┏━━

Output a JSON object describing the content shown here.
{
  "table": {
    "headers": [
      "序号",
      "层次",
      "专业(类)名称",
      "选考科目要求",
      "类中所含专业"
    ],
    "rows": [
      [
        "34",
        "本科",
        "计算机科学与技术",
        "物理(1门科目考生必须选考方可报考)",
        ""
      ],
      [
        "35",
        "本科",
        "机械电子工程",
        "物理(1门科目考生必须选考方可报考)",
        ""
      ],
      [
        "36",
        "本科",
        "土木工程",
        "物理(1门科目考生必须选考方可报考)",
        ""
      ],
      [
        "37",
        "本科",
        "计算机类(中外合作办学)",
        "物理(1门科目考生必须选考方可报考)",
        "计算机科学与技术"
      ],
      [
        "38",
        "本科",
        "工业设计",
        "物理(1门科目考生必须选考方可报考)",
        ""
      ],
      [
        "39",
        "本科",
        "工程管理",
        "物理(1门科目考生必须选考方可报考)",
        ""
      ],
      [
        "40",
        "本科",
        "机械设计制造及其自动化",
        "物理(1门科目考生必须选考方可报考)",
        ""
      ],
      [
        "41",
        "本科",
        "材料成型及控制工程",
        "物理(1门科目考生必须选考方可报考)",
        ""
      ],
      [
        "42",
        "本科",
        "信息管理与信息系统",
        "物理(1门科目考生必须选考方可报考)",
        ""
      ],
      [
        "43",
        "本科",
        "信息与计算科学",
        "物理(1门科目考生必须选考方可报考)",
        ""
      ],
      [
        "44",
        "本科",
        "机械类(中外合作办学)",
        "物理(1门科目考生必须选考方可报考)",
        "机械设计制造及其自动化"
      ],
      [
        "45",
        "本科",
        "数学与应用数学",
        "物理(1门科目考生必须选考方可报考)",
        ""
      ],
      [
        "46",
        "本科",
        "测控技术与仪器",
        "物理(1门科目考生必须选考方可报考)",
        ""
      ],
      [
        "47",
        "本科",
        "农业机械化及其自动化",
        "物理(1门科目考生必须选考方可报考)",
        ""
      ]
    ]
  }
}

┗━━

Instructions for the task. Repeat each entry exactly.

Exercise result.
Output a JSON object describing the content shown here.
{
  "table": {
    "headers": [
      "序号",
      "层次",
      "专业(类)名称",
      "选考科目要求",
      "类中所含专业"
    ],
    "rows": [
      [
        "34",
        "本科",
        "计算机科学与技术",
        "物理(1门科目考生必须选考方可报考)",
        ""
      ],
      [
        "35",
        "本科",
        "机械电子工程",
        "物理(1门科目考生必须选考方可报考)",
        ""
      ],
      [
        "36",
        "本科",
        "土木工程",
        "物理(1门科目考生必须选考方可报考)",
        ""
      ],
      [
        "37",
        "本科",
        "计算机类(中外合作办学)",
        "物理(1门科目考生必须选考方可报考)",
        "计算机科学与技术"
      ],
      [
        "38",
        "本科",
        "工业设计",
        "物理(1门科目考生必须选考方可报考)",
        ""
      ],
      [
        "39",
        "本科",
        "工程管理",
        "物理(1门科目考生必须选考方可报考)",
        ""
      ],
      [
        "40",
        "本科",
        "机械设计制造及其自动化",
        "物理(1门科目考生必须选考方可报考)",
        ""
      ],
      [
        "41",
        "本科",
        "材料成型及控制工程",
        "物理(1门科目考生必须选考方可报考)",
        ""
      ],
      [
        "42",
        "本科",
        "信息管理与信息系统",
        "物理(1门科目考生必须选考方可报考)",
        ""
      ],
      [
        "43",
        "本科",
        "信息与计算科学",
        "物理(1门科目考生必须选考方可报考)",
        ""
      ],
      [
        "44",
        "本科",
        "机械类(中外合作办学)",
        "物理(1门科目考生必须选考方可报考)",
        "机械设计制造及其自动化"
      ],
      [
        "45",
        "本科",
        "数学与应用数学",
        "物理(1门科目考生必须选考方可报考)",
        ""
      ],
      [
        "46",
        "本科",
        "测控技术与仪器",
        "物理(1门科目考生必须选考方可报考)",
        ""
      ],
      [
        "47",
        "本科",
        "农业机械化及其自动化",
        "物理(1门科目考生必须选考方可报考)",
        ""
      ]
    ]
  }
}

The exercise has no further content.